* [Task instructions]
Every line with the string "Character" must be copied from the entries below.

=== Source records ===

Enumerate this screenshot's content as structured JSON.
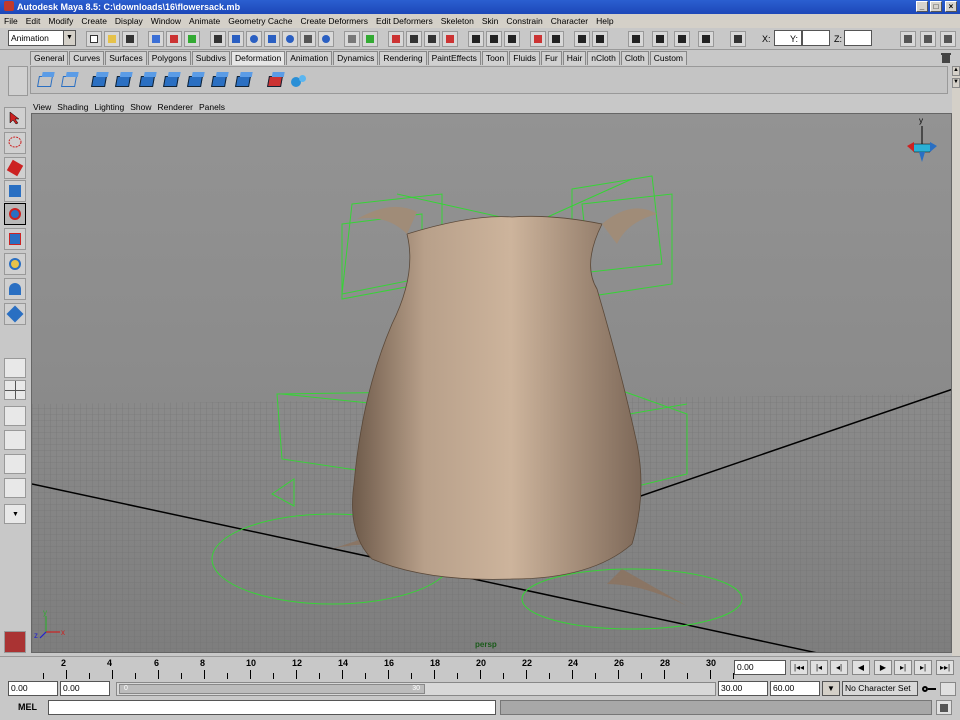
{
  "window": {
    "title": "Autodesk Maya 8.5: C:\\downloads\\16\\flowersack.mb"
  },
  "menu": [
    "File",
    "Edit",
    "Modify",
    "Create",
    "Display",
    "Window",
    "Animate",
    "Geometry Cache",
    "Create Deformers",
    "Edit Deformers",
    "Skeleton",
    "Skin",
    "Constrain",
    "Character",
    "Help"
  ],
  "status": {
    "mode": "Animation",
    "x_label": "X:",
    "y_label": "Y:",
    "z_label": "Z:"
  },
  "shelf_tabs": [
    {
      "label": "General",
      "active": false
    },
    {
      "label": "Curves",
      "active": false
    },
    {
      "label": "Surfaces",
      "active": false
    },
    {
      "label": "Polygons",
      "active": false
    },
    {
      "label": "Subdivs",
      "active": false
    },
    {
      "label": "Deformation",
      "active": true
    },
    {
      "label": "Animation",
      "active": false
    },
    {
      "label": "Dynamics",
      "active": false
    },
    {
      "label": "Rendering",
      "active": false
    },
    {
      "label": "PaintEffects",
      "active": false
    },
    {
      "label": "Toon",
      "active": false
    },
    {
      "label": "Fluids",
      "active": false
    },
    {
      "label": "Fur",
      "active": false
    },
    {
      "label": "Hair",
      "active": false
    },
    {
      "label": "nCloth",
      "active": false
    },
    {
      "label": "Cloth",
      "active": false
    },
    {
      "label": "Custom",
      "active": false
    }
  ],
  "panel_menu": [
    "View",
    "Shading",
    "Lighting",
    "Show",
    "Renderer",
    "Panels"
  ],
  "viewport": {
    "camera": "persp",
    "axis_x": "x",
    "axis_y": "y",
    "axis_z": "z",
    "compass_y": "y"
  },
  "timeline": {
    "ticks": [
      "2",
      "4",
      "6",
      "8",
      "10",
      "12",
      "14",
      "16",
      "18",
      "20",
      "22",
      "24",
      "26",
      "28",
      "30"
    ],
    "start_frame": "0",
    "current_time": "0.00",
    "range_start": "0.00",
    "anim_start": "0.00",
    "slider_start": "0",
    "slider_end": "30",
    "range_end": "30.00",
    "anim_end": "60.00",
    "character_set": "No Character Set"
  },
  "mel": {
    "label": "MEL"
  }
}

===

* [Task answer]
    "Character",
    "character_set": "No Character Set"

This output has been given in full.